EXTRACTED INFORMATION Start Marker
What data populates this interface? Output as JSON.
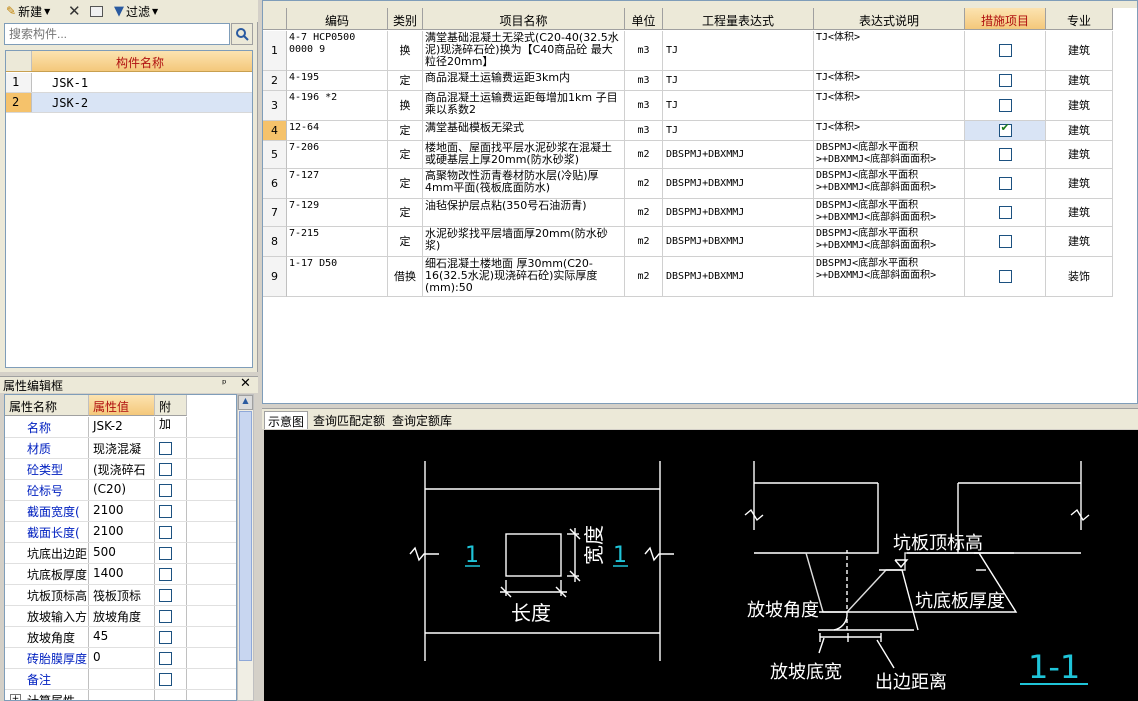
{
  "toolbar": {
    "new_label": "新建",
    "filter_label": "过滤"
  },
  "search": {
    "placeholder": "搜索构件..."
  },
  "component_list": {
    "header": "构件名称",
    "rows": [
      {
        "idx": "1",
        "name": "JSK-1"
      },
      {
        "idx": "2",
        "name": "JSK-2"
      }
    ]
  },
  "props": {
    "title": "属性编辑框",
    "pin": "ᵖ",
    "close": "✕",
    "headers": {
      "name": "属性名称",
      "value": "属性值",
      "extra": "附加"
    },
    "rows": [
      {
        "name": "名称",
        "value": "JSK-2",
        "blue": true,
        "cb": false
      },
      {
        "name": "材质",
        "value": "现浇混凝",
        "blue": true,
        "cb": true
      },
      {
        "name": "砼类型",
        "value": "(现浇碎石",
        "blue": true,
        "cb": true
      },
      {
        "name": "砼标号",
        "value": "(C20)",
        "blue": true,
        "cb": true
      },
      {
        "name": "截面宽度(",
        "value": "2100",
        "blue": true,
        "cb": true
      },
      {
        "name": "截面长度(",
        "value": "2100",
        "blue": true,
        "cb": true
      },
      {
        "name": "坑底出边距",
        "value": "500",
        "blue": false,
        "cb": true
      },
      {
        "name": "坑底板厚度",
        "value": "1400",
        "blue": false,
        "cb": true
      },
      {
        "name": "坑板顶标高",
        "value": "筏板顶标",
        "blue": false,
        "cb": true
      },
      {
        "name": "放坡输入方",
        "value": "放坡角度",
        "blue": false,
        "cb": true
      },
      {
        "name": "放坡角度",
        "value": "45",
        "blue": false,
        "cb": true
      },
      {
        "name": "砖胎膜厚度",
        "value": "0",
        "blue": true,
        "cb": true
      },
      {
        "name": "备注",
        "value": "",
        "blue": true,
        "cb": true
      },
      {
        "name": "计算属性",
        "value": "",
        "blue": false,
        "cb": false
      }
    ]
  },
  "table": {
    "headers": [
      "编码",
      "类别",
      "项目名称",
      "单位",
      "工程量表达式",
      "表达式说明",
      "措施项目",
      "专业"
    ],
    "rows": [
      {
        "n": "1",
        "code": "4-7 HCP0500 0000 9",
        "type": "换",
        "name": "满堂基础混凝土无梁式(C20-40(32.5水泥)现浇碎石砼)换为【C40商品砼 最大粒径20mm】",
        "unit": "m3",
        "expr": "TJ",
        "desc": "TJ<体积>",
        "checked": false,
        "spec": "建筑"
      },
      {
        "n": "2",
        "code": "4-195",
        "type": "定",
        "name": "商品混凝土运输费运距3km内",
        "unit": "m3",
        "expr": "TJ",
        "desc": "TJ<体积>",
        "checked": false,
        "spec": "建筑"
      },
      {
        "n": "3",
        "code": "4-196 *2",
        "type": "换",
        "name": "商品混凝土运输费运距每增加1km 子目乘以系数2",
        "unit": "m3",
        "expr": "TJ",
        "desc": "TJ<体积>",
        "checked": false,
        "spec": "建筑"
      },
      {
        "n": "4",
        "code": "12-64",
        "type": "定",
        "name": "满堂基础模板无梁式",
        "unit": "m3",
        "expr": "TJ",
        "desc": "TJ<体积>",
        "checked": true,
        "spec": "建筑"
      },
      {
        "n": "5",
        "code": "7-206",
        "type": "定",
        "name": "楼地面、屋面找平层水泥砂浆在混凝土或硬基层上厚20mm(防水砂浆)",
        "unit": "m2",
        "expr": "DBSPMJ+DBXMMJ",
        "desc": "DBSPMJ<底部水平面积>+DBXMMJ<底部斜面面积>",
        "checked": false,
        "spec": "建筑"
      },
      {
        "n": "6",
        "code": "7-127",
        "type": "定",
        "name": "高聚物改性沥青卷材防水层(冷贴)厚4mm平面(筏板底面防水)",
        "unit": "m2",
        "expr": "DBSPMJ+DBXMMJ",
        "desc": "DBSPMJ<底部水平面积>+DBXMMJ<底部斜面面积>",
        "checked": false,
        "spec": "建筑"
      },
      {
        "n": "7",
        "code": "7-129",
        "type": "定",
        "name": "油毡保护层点粘(350号石油沥青)",
        "unit": "m2",
        "expr": "DBSPMJ+DBXMMJ",
        "desc": "DBSPMJ<底部水平面积>+DBXMMJ<底部斜面面积>",
        "checked": false,
        "spec": "建筑"
      },
      {
        "n": "8",
        "code": "7-215",
        "type": "定",
        "name": "水泥砂浆找平层墙面厚20mm(防水砂浆)",
        "unit": "m2",
        "expr": "DBSPMJ+DBXMMJ",
        "desc": "DBSPMJ<底部水平面积>+DBXMMJ<底部斜面面积>",
        "checked": false,
        "spec": "建筑"
      },
      {
        "n": "9",
        "code": "1-17 D50",
        "type": "借换",
        "name": "细石混凝土楼地面 厚30mm(C20-16(32.5水泥)现浇碎石砼)实际厚度(mm):50",
        "unit": "m2",
        "expr": "DBSPMJ+DBXMMJ",
        "desc": "DBSPMJ<底部水平面积>+DBXMMJ<底部斜面面积>",
        "checked": false,
        "spec": "装饰"
      }
    ]
  },
  "tabs": [
    "示意图",
    "查询匹配定额",
    "查询定额库"
  ],
  "diagram": {
    "section_mark": "1",
    "width_label": "宽度",
    "length_label": "长度",
    "top_elev_label": "坑板顶标高",
    "slope_angle_label": "放坡角度",
    "bottom_thick_label": "坑底板厚度",
    "slope_base_label": "放坡底宽",
    "edge_dist_label": "出边距离",
    "section_title": "1-1"
  }
}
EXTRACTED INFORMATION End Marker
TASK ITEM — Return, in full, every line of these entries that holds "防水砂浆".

RESULT BELOW —
        "name": "楼地面、屋面找平层水泥砂浆在混凝土或硬基层上厚20mm(防水砂浆)",
        "name": "水泥砂浆找平层墙面厚20mm(防水砂浆)",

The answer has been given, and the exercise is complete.